Deb: I think, you know, part of it is, what, you know -- even just beginning. What is an RFI? What's a good RFI look like? And how do we write one? Well, lots of our folks have done them. And we ought to leverage that knowledge base, to help folks who are coming along now. And then, also, just elevating the really good stories in the press, to give all of these folks an opportunity to see good stories happening, so that they can aspire to have the same thing happen. Or, you know, we'll provide tool kits. And we'll do calls, and provide experts at gatherings so that we can all learn from each other.
Chris: Experts? Where are we going to find experts?
Deb: Ah, maybe sitting next to me.
Chris: No, I -- I just can't resist. I feel -- you know, it's fun to be talking about this. But I'm playing both the role of the interviewer and the person who cares a lot about this organization succeeding.
Chris: So -- yeah, I'm incredibly excited. I think that one of the things that I hope we can do is to -- when there's been an event in a town, maybe, is maybe try to have an event before or after it, that tries to bring together people in the region.
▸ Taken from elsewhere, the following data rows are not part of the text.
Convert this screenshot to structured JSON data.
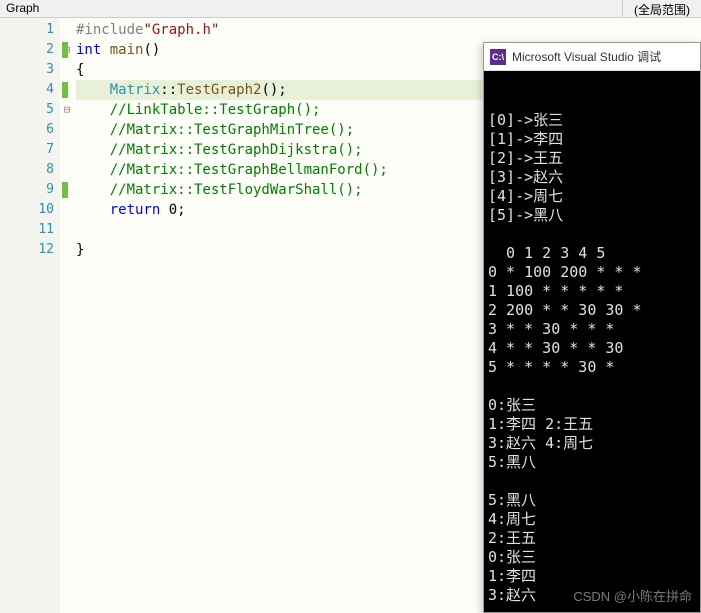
{
  "topbar": {
    "left": "Graph",
    "right": "(全局范围)"
  },
  "gutter": [
    "1",
    "2",
    "3",
    "4",
    "5",
    "6",
    "7",
    "8",
    "9",
    "10",
    "11",
    "12"
  ],
  "markers": {
    "2": true,
    "4": true,
    "9": true
  },
  "fold": {
    "2": "⊟",
    "5": "⊟"
  },
  "highlight_line": 4,
  "code": {
    "l1": {
      "pp": "#include",
      "str": "\"Graph.h\""
    },
    "l2": {
      "kw1": "int",
      "fn": " main",
      "rest": "()"
    },
    "l3": "{",
    "l4": {
      "indent": "    ",
      "cls": "Matrix",
      "sep": "::",
      "fn": "TestGraph2",
      "rest": "();"
    },
    "l5": "    //LinkTable::TestGraph();",
    "l6": "    //Matrix::TestGraphMinTree();",
    "l7": "    //Matrix::TestGraphDijkstra();",
    "l8": "    //Matrix::TestGraphBellmanFord();",
    "l9": "    //Matrix::TestFloydWarShall();",
    "l10": {
      "indent": "    ",
      "kw": "return",
      "rest": " 0;"
    },
    "l11": "",
    "l12": "}"
  },
  "console": {
    "icon": "C:\\",
    "title": "Microsoft Visual Studio 调试",
    "lines": [
      "[0]->张三",
      "[1]->李四",
      "[2]->王五",
      "[3]->赵六",
      "[4]->周七",
      "[5]->黑八",
      "",
      "  0 1 2 3 4 5",
      "0 * 100 200 * * *",
      "1 100 * * * * *",
      "2 200 * * 30 30 *",
      "3 * * 30 * * *",
      "4 * * 30 * * 30",
      "5 * * * * 30 *",
      "",
      "0:张三",
      "1:李四 2:王五",
      "3:赵六 4:周七",
      "5:黑八",
      "",
      "5:黑八",
      "4:周七",
      "2:王五",
      "0:张三",
      "1:李四",
      "3:赵六"
    ],
    "watermark": "CSDN @​小陈在拼命​"
  },
  "chart_data": {
    "type": "table",
    "title": "Adjacency Matrix (weighted graph)",
    "vertices": [
      {
        "index": 0,
        "name": "张三"
      },
      {
        "index": 1,
        "name": "李四"
      },
      {
        "index": 2,
        "name": "王五"
      },
      {
        "index": 3,
        "name": "赵六"
      },
      {
        "index": 4,
        "name": "周七"
      },
      {
        "index": 5,
        "name": "黑八"
      }
    ],
    "col_headers": [
      "0",
      "1",
      "2",
      "3",
      "4",
      "5"
    ],
    "row_headers": [
      "0",
      "1",
      "2",
      "3",
      "4",
      "5"
    ],
    "matrix": [
      [
        "*",
        100,
        200,
        "*",
        "*",
        "*"
      ],
      [
        100,
        "*",
        "*",
        "*",
        "*",
        "*"
      ],
      [
        200,
        "*",
        "*",
        30,
        30,
        "*"
      ],
      [
        "*",
        "*",
        30,
        "*",
        "*",
        "*"
      ],
      [
        "*",
        "*",
        30,
        "*",
        "*",
        30
      ],
      [
        "*",
        "*",
        "*",
        "*",
        30,
        "*"
      ]
    ],
    "traversal_bfs_pairs": [
      [
        0,
        "张三"
      ],
      [
        1,
        "李四"
      ],
      [
        2,
        "王五"
      ],
      [
        3,
        "赵六"
      ],
      [
        4,
        "周七"
      ],
      [
        5,
        "黑八"
      ]
    ],
    "traversal_reverse": [
      [
        5,
        "黑八"
      ],
      [
        4,
        "周七"
      ],
      [
        2,
        "王五"
      ],
      [
        0,
        "张三"
      ],
      [
        1,
        "李四"
      ],
      [
        3,
        "赵六"
      ]
    ]
  }
}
And, you know -- and just make it easier for some of the events that already happened to draw a bigger audience, to get a little bit more out of them perhaps.
Deb: And I've heard a lot from different cities around the country that they wish there was more of a regional organization and a regional conversation about this effort. And there are lots of ways they could connect with each other and really help one another, with their own internal networks. And so, I'd really love to be able to see that happen.
Chris: One of the questions that pops into my mind is, a lot of our founding members, they've already done great things. Now if you're popping in to the head of a Kansas City or Chattanooga, you know, a Santa Monica -- or, you know, you mentioned some of these cities have been doing it for ten years. Santa Monica has been doing it for 15. And so has Mount Vernon, right? I mean, they've been around for a very long time. What do you think they're going to get out of this?
Deb: Well, I hope that they get the opportunity to stand together with a group of people who are like-minded, and make a statement, and have that be a powerful statement. I also hope we're able to give them some of the recognition that they deserve, and really ought to have, that sort of public opportunity to make a positive statement about the story. I mean, the fact that Santa Monica has got 100 gigs, ...
Deb: ... I mean, that's a story that I think many people don't realize. And I think it's important for us to be publicizing that.
Chris: Right. And I was just out walking along the sidewalks, and I was -- 100 gigs was pulsating -- you know, mostly under my feet, but occasionally up in the space on the poles, as I understand it. So, it's really quite remarkable here.
Chris: Just as we wrap up, then -- I'm a city, and I'm thinking, this sounds great. Where do I go to learn more, and what's the process for me to take an active role in this?
Deb: Great question. So, you can choose to contact us through our website, nextcenturycities.org . Or my e-mail, email@example.com . Let me know your interest. I will send you information. Take a look at our principles on our website. And a city that agrees to those principles, and indicates so to me, can become a part of the organization.
Chris: Well, thank you so much.
Deb: Thank you.
Lisa: Check out nextcenturycities.org for more on the organization, including the member cities, the latest news, and a library of helpful resources. You can sign up for regular updates and have your community leaders contact Deb Socia to join. We'll also keep you informed of Next Century Cities events on muninetworks.org .
Send us your ideas for the show. E-mail us at firstname.lastname@example.org . Follow us on Twitter. Our handle is @communitynets . This week, we want to thank Jessie Evans for the song, "Is it Fire?" licensed through Creative Commons. Thanks for listening, and have a great day.